Your instructions: Look through the material below and copy every line containing the word "Gadian".

* * * * * * * * *

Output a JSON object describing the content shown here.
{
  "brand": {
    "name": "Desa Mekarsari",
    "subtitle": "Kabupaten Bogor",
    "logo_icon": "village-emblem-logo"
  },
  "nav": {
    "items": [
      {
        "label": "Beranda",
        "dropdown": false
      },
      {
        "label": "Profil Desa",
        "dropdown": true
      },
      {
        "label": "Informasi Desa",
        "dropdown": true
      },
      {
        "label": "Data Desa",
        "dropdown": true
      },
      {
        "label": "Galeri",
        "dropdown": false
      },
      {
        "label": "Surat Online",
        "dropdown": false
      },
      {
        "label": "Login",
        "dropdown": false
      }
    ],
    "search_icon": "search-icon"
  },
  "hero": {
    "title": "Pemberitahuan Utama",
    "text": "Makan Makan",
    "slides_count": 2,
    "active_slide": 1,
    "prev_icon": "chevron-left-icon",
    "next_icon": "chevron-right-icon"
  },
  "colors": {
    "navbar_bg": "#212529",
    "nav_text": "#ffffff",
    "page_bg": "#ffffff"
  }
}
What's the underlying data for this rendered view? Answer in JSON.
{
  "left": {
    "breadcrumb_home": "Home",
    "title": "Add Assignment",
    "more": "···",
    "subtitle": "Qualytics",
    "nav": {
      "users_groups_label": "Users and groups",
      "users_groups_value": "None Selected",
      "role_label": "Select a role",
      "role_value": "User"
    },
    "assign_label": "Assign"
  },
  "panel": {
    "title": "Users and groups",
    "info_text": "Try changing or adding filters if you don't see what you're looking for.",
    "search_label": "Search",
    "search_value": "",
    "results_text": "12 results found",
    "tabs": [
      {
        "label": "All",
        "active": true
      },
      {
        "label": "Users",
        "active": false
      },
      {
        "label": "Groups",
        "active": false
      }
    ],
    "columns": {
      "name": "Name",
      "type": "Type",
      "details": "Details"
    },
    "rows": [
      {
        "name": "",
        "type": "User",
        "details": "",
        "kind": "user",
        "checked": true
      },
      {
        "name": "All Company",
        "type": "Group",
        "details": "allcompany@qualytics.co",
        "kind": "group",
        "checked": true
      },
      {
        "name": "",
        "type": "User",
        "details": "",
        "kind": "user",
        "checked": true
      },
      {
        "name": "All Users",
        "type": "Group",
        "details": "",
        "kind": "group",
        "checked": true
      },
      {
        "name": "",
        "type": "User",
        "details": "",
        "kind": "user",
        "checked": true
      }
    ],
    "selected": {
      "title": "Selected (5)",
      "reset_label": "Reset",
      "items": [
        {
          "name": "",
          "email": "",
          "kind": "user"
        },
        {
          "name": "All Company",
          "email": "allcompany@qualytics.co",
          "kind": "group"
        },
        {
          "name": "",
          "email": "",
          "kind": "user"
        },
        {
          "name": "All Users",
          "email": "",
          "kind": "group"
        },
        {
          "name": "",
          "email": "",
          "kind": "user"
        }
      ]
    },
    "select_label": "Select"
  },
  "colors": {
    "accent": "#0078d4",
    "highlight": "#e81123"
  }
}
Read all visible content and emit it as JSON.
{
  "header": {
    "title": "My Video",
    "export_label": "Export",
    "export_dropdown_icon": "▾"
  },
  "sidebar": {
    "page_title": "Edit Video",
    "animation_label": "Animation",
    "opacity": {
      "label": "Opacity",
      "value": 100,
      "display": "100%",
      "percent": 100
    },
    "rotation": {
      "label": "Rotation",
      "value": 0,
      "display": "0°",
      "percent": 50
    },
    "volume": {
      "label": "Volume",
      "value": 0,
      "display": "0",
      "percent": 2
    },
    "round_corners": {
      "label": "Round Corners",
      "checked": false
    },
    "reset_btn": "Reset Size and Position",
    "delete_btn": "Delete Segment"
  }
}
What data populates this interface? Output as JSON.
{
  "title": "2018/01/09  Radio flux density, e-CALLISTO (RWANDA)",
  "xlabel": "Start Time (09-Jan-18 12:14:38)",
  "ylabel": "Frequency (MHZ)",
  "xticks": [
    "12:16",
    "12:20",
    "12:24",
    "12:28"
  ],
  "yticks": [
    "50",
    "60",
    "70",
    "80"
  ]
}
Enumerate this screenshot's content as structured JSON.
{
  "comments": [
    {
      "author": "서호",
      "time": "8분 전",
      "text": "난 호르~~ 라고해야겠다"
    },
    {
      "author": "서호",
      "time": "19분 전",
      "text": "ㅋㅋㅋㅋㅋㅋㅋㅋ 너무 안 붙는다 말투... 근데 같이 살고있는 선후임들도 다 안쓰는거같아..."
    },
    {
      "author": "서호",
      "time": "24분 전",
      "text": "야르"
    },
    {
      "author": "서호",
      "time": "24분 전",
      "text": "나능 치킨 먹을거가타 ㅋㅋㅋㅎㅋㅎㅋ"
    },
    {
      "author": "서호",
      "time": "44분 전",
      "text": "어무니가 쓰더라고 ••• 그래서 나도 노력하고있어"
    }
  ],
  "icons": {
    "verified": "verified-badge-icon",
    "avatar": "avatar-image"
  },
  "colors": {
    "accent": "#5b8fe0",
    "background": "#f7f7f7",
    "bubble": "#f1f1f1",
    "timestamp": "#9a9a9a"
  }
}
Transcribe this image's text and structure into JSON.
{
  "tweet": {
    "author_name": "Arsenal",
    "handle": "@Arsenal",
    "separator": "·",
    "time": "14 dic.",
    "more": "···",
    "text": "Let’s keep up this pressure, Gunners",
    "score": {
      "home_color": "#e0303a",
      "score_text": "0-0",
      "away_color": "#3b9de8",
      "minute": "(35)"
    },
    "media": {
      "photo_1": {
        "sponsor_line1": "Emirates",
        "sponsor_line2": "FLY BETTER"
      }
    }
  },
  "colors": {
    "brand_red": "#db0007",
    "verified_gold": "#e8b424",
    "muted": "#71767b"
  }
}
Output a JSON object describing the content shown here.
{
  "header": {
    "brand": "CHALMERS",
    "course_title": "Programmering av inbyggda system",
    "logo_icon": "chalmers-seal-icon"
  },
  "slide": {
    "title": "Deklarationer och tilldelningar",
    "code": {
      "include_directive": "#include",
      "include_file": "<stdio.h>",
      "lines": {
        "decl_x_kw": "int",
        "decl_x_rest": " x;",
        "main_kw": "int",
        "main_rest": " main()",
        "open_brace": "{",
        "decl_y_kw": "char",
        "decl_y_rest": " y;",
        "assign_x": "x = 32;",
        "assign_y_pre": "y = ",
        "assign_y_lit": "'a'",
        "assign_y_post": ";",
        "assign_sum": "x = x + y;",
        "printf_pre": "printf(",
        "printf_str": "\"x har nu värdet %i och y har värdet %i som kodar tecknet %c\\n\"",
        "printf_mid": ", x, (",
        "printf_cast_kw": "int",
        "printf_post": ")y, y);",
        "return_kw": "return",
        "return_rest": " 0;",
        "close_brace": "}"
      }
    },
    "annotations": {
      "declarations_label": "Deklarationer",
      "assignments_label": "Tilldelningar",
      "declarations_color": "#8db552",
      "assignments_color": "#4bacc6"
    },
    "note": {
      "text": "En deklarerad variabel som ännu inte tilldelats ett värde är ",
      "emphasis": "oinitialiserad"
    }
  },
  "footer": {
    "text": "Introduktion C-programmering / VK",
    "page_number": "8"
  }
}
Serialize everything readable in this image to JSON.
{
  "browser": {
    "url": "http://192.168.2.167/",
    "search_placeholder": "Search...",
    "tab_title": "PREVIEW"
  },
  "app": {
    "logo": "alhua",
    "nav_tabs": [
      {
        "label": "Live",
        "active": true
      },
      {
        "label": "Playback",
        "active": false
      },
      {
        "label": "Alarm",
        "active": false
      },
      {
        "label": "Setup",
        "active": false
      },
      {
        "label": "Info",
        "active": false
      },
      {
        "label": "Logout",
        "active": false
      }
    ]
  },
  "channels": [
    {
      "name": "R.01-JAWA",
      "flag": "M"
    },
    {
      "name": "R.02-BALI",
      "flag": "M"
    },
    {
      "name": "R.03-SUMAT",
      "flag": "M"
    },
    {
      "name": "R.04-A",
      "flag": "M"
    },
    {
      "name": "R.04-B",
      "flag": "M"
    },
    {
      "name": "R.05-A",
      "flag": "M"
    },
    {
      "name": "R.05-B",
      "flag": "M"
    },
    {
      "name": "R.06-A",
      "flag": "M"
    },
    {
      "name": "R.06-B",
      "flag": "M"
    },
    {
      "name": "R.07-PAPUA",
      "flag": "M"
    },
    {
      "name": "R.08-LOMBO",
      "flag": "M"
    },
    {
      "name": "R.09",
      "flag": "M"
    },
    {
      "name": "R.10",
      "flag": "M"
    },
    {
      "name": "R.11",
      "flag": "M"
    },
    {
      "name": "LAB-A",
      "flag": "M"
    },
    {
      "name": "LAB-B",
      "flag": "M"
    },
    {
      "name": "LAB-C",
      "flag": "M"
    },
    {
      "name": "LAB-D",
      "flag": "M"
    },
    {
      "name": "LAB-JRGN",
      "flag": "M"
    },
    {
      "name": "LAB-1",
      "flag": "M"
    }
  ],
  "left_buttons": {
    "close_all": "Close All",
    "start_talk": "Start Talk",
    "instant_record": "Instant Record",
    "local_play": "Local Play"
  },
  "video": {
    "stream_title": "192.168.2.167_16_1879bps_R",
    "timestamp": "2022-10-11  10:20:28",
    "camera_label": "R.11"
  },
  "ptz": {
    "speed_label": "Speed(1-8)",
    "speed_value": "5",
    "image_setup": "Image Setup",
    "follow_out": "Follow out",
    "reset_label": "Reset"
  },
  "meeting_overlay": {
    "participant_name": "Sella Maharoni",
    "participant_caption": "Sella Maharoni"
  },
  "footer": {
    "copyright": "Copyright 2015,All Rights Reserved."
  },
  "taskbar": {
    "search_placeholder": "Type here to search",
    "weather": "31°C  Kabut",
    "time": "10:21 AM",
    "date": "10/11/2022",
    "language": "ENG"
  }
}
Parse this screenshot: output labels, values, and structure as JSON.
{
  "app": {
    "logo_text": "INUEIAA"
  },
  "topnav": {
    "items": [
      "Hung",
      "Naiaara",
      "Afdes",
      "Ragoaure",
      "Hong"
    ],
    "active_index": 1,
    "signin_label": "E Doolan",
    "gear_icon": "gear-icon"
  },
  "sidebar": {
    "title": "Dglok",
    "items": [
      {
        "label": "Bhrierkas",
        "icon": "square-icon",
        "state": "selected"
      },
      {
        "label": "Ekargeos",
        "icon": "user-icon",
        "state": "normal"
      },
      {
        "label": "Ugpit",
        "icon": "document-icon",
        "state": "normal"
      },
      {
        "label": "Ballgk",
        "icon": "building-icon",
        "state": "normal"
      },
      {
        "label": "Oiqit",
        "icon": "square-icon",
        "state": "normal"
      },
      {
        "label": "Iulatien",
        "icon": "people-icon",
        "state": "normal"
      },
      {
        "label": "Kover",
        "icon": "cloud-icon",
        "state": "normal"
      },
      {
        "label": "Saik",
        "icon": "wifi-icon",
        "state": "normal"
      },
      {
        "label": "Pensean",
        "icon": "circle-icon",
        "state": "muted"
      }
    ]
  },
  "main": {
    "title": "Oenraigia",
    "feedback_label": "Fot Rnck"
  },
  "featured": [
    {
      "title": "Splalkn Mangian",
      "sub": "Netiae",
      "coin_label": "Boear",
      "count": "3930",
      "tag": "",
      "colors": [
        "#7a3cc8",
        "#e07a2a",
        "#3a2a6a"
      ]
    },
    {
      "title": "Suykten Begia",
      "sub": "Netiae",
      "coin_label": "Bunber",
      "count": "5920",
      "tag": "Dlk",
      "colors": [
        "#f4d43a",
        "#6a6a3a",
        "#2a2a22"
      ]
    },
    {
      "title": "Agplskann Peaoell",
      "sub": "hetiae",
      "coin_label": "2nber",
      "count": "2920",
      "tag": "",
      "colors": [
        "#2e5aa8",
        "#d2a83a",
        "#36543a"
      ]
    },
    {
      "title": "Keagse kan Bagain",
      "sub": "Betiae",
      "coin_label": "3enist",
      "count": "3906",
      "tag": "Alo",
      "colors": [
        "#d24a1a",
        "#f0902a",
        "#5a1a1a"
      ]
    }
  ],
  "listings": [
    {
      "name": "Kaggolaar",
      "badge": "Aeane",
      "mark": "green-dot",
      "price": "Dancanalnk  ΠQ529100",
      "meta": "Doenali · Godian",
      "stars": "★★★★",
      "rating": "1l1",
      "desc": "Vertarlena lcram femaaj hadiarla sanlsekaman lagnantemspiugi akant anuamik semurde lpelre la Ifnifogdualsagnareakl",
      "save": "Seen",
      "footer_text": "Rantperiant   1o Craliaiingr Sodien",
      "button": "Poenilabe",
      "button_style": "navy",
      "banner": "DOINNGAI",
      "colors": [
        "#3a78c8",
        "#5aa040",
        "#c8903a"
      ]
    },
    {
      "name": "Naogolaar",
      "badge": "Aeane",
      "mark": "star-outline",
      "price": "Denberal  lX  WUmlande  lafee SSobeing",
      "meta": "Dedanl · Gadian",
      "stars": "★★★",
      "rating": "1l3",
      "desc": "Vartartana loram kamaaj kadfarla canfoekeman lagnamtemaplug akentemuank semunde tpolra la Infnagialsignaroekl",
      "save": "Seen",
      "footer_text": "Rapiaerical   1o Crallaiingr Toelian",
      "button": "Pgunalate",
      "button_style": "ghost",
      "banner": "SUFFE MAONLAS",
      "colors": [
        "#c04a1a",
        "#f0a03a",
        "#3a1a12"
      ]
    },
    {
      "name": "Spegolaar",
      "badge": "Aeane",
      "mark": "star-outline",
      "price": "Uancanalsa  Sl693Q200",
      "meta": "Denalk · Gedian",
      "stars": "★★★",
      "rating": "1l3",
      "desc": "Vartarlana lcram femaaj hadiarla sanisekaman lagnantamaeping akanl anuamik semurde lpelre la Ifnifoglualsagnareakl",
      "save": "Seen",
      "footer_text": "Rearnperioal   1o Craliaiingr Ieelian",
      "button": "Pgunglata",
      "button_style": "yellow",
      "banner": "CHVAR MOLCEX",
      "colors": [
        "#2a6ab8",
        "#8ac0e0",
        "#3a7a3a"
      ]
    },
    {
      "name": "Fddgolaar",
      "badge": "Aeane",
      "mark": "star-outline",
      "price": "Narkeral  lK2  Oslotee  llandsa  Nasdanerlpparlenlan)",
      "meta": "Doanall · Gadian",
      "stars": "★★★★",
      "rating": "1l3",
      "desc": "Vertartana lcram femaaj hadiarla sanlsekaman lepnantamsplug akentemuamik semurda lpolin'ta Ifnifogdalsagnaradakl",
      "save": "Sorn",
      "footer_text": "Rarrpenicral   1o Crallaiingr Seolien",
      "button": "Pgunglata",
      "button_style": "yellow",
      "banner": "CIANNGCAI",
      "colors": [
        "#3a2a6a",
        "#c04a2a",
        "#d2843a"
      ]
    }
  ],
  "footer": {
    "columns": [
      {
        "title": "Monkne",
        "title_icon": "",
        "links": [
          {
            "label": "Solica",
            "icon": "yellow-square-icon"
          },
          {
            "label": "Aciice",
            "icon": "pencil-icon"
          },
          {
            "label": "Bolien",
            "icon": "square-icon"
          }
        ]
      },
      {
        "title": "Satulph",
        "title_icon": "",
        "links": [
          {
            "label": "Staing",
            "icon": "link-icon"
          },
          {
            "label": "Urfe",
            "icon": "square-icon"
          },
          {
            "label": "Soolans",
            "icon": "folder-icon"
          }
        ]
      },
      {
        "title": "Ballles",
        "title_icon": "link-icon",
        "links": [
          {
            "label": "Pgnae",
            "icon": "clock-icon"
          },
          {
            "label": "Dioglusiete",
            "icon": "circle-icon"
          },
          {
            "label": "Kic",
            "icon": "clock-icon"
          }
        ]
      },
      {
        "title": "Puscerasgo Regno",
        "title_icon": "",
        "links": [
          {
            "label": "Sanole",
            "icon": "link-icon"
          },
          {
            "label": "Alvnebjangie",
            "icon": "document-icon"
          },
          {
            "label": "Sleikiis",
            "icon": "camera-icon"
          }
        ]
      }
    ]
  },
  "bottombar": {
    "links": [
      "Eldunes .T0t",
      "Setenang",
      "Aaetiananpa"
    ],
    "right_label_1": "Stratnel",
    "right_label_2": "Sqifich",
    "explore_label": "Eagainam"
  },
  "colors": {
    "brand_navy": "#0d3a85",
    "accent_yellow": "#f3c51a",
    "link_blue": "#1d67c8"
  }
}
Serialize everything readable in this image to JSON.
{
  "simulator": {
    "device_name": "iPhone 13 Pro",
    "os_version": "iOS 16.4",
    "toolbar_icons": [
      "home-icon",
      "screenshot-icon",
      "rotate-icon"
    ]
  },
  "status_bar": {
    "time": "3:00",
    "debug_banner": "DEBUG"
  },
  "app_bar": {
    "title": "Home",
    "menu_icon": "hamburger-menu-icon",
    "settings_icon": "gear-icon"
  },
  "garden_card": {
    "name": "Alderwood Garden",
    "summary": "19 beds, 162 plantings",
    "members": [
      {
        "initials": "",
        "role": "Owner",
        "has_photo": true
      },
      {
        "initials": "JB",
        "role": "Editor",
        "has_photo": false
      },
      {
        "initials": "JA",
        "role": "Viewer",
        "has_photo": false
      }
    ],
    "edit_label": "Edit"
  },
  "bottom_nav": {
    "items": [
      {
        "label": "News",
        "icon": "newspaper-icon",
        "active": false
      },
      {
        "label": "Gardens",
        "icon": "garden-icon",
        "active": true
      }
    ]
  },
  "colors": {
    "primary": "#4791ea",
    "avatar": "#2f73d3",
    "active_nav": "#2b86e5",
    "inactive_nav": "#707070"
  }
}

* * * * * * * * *

The completed task:
      "meta": "Dedanl · Gadian",
      "meta": "Doanall · Gadian",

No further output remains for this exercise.